Lamb is one of those foods that people seem to love or hate – no middle ground. Folks in the “hate it” camp were typically traumatized somewhere in their formative years with an overwhelmingly pungent bite of lamb, and they’ve never looked back. Isn’t that true of many foods we think we can’t stand until we’re exposed later in life, by stroke of good fortune, to their better versions? Brussels sprouts and beets come to mind… but, today we’re talking lamb, and it definitely deserves a second chance.
The gamiest and most pungent lamb meat is not actually lamb at all, but rather mutton. Mutton is meat from an adult sheep, more than one year old. While mutton is featured in cuisines around the world, for example in English, Indian or Middle Eastern cooking, it’s rarely sold in the U.S. anymore. Most lamb sold in the United States is truly “lamb,” meat from an animal that is less than one year old. This younger meat is milder in taste, high in nutrients and unsaturated fat, and very tender. Spring lamb is a somewhat obsolete term that originally described young, tender lamb, aged between three – five months old, typically only available during spring months. With modern animal husbandry practices, however, young, tender lamb is available year round.

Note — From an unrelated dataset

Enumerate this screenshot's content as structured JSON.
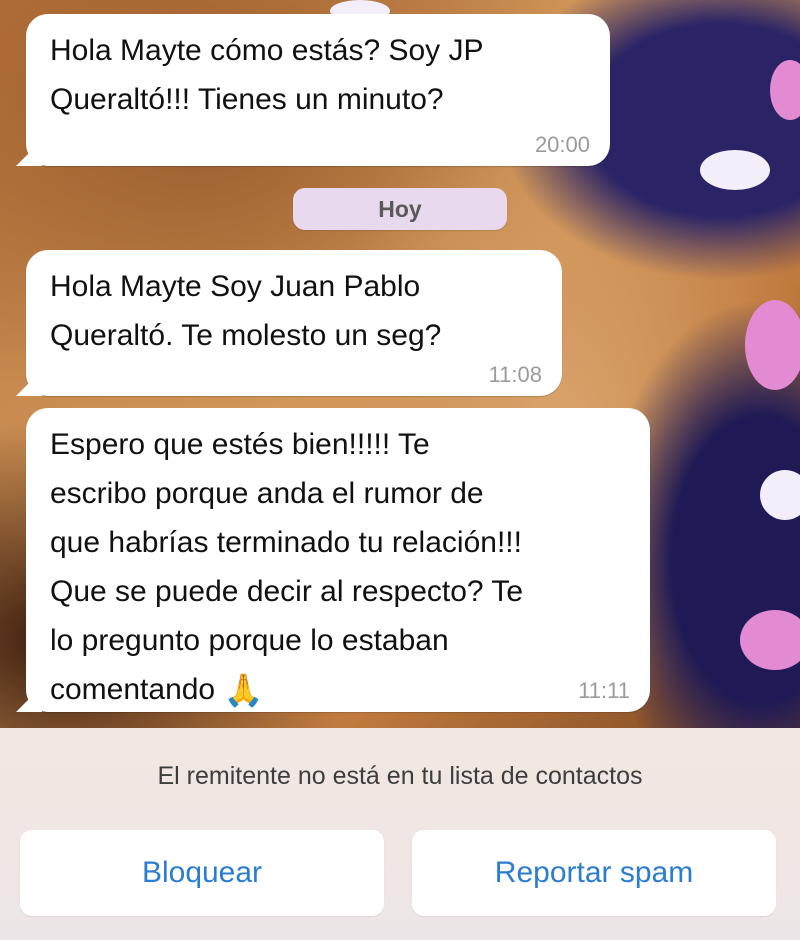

Most lamb sold in the United States is from the United States, or imported from Australia and New Zealand. American lamb is considered milder than imported lamb, and the cuts are larger – so, an American leg of lamb will be larger than an Australian or New Zealand leg of lamb. These taste and size differences are due to variations in breeds, feed and age of the animal at harvest. Whether purchasing lamb from America, Australia or New Zealand, look for light red meat with fat that is creamy white. Buy fresh when possible, and use weight as your guide for quantity since cuts vary in size. American, Australian and New Zealand lamb is all considered top quality meat.
With the traditional association of mild, tender lamb with springtime, it’s easy to understand why lamb became an Easter feast favorite. Combined with woody herbs like rosemary and thyme, aromatics like garlic, and other seasonings like fragrant olive oil, Dijon mustard and lemon zest, it’s even easier to understand why lamb is a feast any time of the year.
If you’re ready to convert a few lamb skeptics to true believers, try one (or two!) of these recipes, each fit for a feast:
Rosemary and Lemon Australian Lamb Rack with Mushrooms and Spinach
Thai Curried Lamb Shanks with Cilantro Rice